What is the instantaneous speed of the object at the instant of impact?
Using this equation:
Would I find the total time it was falling, then plug that total time into the equation and get the height, then put the height where h(t) is, and then solve for t?
I'm not sure. I'm trying to review. Please help !4 AnswersMathematics9 years ago
Use Newton's method to find all the roots of the equation correct to 6 decimal places.
f(x)= - x^4 +x +1
f ' (x)= - 4x^3 +1
Okay so I found the derivative, and I have the original function.
I want to use the calculator to approximate with different values for initial points until I find the right root ( when the calculator begins putting out the same answer for each initial point).
The problem is, I don't remember how to do this on the calculator.
I have a TI -83. Can someone lead me through the steps to do this on the calculator, please?
I have a test soon so please tell me if I have this right.
To determine intervals of increase/decrease, find f ' (x) and it's critical points; then do the sign chart, plug those random numbers to the right and left of those critical point(s) while plugging them inside f ' (x).
To determine the point at which there is a local maximum or minimum you plug the critical points you got from f ' (x) and plug them back into the original equation f to get the height (the y value ). Now that you have the point you could determine if it was a local max or min by the sign chart you drew for f ' (x) and if it is + on the left of that critical point and - to the right of that c. point it is a maximum; vice versa.
To determine the concavity you find the 2nd derivative f '' (x) and you can use the critical points from f ' OR you can find the critical points for f '' (x) and then you plug the critical points ( whichever option you choose) back into f '' ( x) to determine the concavity. Using the sign chart again.
Correct me if I'm wrong !
When I'm doing the increasing decreasing test, and I pick random numbers far to the side of each critical number, do I use the f(x) function or the f ' (x) to plug those x values into?
F(x)= e^(2x) + e^ (-x)
I know I need to find the derivative to get the critical points that determine the increasing/decreasing intervals.
I also know I need to find the 2nd derivative to get the critical points that determine the concavity ( concave up/concave down.
To get the 1st derivative I used the chain rule on both parts of the f(x) and I got
f ' (x) = 2e ^ (2x) - e ^( - x)
I used the chain rule to get the 2nd derivative too.
f ' ' (x) = 4e^ (2x) + e ^ ( - x)
The problem is I don't know how to solve these functions for x. I know I am supposed to set them equal to zero.
0= 2e ^ (2x) - e ^ ( - x)
And I know that I am supposed to convert the exponential function to the natural log Ln. But I don't know what to do after that. Please help !
Please just show me the process. The answer in the book for the f ' (x) critical point is - 1/3Ln2.
Okay. So I'm beginning to wonder if I'm doing the process wrong.
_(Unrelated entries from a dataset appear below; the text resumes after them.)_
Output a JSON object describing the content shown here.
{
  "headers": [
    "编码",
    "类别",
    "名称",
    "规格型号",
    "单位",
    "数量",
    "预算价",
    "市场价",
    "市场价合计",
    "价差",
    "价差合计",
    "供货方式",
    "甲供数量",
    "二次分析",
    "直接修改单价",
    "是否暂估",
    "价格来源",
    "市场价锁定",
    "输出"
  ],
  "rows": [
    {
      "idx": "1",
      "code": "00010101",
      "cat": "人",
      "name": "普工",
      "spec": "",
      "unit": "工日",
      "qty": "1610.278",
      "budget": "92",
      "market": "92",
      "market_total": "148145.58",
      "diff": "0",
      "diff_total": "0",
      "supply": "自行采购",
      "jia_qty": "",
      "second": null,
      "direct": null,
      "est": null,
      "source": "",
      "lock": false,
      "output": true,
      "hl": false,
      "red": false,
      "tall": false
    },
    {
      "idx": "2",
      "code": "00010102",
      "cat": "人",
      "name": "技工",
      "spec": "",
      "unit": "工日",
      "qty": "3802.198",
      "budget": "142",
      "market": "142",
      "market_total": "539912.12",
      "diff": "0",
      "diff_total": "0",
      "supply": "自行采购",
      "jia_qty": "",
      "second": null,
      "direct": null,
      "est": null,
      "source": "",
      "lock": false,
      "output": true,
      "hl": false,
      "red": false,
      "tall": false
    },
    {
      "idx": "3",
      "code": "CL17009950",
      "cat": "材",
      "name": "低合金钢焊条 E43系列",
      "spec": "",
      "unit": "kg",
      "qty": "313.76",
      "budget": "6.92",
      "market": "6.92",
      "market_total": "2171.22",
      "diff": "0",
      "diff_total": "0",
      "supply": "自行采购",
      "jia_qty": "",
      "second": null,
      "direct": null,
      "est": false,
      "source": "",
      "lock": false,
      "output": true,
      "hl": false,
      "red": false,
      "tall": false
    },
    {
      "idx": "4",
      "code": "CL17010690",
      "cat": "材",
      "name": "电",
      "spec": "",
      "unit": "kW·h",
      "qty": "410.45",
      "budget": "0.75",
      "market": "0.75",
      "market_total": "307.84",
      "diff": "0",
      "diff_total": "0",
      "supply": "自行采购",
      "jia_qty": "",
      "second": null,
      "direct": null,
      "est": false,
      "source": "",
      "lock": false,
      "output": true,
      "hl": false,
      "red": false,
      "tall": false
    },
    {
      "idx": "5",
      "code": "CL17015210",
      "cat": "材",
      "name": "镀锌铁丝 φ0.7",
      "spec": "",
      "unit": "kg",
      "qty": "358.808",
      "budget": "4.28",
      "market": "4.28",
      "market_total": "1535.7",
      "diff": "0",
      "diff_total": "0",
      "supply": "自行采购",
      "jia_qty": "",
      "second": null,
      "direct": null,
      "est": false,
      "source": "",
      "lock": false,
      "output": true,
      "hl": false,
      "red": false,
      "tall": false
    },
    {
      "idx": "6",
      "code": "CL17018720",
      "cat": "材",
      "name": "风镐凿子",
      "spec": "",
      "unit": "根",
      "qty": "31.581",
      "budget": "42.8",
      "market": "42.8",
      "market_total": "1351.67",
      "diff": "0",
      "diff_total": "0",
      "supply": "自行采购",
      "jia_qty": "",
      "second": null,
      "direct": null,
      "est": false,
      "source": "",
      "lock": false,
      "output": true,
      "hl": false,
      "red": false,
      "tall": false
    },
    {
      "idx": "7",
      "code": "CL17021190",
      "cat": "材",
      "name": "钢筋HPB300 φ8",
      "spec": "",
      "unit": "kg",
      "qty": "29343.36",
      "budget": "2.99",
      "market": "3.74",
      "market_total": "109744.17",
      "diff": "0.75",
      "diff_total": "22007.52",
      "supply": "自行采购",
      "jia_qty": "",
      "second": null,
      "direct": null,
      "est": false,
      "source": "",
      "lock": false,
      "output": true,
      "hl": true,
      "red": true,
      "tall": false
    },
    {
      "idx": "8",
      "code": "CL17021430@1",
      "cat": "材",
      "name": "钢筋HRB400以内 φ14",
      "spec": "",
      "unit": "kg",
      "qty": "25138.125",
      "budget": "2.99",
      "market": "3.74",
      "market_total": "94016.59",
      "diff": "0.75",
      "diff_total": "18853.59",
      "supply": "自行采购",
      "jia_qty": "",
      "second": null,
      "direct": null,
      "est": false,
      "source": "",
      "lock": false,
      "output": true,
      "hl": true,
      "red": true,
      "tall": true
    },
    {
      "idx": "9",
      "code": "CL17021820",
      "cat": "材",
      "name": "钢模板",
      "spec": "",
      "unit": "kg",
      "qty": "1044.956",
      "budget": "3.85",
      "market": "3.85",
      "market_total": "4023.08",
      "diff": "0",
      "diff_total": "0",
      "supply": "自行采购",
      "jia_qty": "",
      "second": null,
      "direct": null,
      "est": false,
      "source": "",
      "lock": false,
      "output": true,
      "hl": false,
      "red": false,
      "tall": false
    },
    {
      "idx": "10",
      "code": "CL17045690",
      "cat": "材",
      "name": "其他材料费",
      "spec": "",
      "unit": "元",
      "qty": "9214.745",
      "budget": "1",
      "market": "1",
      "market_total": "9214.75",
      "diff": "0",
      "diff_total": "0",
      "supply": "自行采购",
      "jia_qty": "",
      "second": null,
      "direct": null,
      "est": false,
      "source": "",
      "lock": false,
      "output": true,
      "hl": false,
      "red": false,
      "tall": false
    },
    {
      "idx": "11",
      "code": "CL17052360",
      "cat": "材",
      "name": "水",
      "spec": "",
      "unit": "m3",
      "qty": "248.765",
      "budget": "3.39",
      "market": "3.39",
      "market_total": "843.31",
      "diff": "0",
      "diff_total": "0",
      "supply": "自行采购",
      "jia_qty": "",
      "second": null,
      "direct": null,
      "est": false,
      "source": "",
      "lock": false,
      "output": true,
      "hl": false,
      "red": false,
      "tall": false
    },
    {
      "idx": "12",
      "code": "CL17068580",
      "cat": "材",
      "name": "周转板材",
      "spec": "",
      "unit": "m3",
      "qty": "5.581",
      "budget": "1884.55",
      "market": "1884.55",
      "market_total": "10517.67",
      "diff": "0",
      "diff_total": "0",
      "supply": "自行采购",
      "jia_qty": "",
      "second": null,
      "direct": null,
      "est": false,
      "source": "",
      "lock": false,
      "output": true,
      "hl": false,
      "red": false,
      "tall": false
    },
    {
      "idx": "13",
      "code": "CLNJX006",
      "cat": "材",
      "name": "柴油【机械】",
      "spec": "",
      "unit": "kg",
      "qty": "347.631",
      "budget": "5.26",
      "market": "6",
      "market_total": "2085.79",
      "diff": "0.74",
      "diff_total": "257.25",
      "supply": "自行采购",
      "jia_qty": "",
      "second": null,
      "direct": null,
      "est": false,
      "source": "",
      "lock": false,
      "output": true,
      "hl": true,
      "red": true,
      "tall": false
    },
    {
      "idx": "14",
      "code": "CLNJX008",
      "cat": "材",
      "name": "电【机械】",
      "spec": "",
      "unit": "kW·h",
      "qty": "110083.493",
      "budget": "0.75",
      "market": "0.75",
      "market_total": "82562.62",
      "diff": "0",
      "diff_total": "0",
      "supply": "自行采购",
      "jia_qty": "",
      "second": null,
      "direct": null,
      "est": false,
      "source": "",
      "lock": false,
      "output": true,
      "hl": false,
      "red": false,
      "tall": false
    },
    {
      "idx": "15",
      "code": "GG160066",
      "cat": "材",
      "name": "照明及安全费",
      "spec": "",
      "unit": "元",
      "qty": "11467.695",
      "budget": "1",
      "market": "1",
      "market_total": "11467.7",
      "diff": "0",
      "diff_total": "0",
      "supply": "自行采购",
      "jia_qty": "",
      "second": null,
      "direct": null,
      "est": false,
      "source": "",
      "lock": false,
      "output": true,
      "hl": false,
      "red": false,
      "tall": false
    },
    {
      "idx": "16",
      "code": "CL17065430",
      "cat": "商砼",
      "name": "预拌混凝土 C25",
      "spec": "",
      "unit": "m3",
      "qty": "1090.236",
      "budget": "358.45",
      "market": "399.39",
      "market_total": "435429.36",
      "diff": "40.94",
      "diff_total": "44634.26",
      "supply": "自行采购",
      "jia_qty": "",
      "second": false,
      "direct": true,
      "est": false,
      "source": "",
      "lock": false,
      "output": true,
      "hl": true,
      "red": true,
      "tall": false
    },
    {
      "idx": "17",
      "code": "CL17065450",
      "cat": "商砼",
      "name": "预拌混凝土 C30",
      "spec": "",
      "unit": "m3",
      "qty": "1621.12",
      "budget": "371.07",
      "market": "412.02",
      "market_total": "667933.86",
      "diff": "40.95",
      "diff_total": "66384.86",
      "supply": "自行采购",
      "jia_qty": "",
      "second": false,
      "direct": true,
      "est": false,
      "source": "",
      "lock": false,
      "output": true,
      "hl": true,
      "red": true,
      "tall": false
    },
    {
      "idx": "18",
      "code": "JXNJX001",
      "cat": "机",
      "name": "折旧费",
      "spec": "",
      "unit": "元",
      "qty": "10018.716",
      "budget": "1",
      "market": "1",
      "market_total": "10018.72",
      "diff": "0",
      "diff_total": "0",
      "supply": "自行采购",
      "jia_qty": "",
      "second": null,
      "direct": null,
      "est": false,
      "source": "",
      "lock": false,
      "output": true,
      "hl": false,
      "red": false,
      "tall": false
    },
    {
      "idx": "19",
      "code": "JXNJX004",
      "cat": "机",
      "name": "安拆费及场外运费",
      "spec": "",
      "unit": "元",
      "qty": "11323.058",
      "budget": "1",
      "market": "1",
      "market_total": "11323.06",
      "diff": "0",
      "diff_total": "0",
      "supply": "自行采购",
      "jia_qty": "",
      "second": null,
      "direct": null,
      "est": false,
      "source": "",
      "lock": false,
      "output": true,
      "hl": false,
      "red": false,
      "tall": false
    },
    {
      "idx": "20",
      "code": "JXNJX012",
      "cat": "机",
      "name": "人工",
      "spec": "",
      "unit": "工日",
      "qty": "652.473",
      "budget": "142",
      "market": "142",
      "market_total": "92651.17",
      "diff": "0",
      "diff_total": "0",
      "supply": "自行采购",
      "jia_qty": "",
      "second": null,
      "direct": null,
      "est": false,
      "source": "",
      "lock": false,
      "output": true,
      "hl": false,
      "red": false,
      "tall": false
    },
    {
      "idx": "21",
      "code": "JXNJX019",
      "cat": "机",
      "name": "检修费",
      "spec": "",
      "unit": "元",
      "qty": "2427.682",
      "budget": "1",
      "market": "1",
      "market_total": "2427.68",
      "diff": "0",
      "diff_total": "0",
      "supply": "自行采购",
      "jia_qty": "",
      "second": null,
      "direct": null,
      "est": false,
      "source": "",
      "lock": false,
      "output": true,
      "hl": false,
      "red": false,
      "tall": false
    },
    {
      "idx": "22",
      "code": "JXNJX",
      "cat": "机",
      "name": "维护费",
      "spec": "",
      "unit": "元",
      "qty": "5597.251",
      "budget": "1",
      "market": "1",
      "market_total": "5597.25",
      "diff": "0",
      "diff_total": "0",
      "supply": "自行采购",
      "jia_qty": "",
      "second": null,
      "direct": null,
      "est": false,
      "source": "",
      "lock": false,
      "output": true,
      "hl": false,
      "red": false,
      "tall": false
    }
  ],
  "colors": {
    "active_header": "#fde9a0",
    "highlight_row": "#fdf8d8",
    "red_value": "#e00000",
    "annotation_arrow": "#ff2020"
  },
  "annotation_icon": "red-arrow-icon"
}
When I have a function, I take it's derivative to find the absolute minimum and maximum on a given interval: let's say [2,4].
I set the derivative equal to zero and solve for x. I get some value (s). Like, 3 or something.
Then I plug 3, 2, and 4 back into the original equation? or the derivative equation?
At first I was getting the answers write. But the answers in the book started getting weird.
So, if there is a y in the equation, but no x, do I have to do implicit differentiation?
Or can I treat y as if it were an x in an f(x) function?
For this example it is called g(y) and has y ' s in a quotient. I was thinking of just doing the quotient rule, and then finding the extrema with respect to y. Is this right?
I am supposed to round to 3 significant figures. It says that if a number can't be expressed, then say so.
So I'm wondering, if a number is 20.0 you can be expressed. But it it's just 20, without a decimal and a zero following after, it can't be expressed technically right?
Y= (2t) / (2 + sqrt(t))
And show me the steps?4 AnswersMathematics9 years ago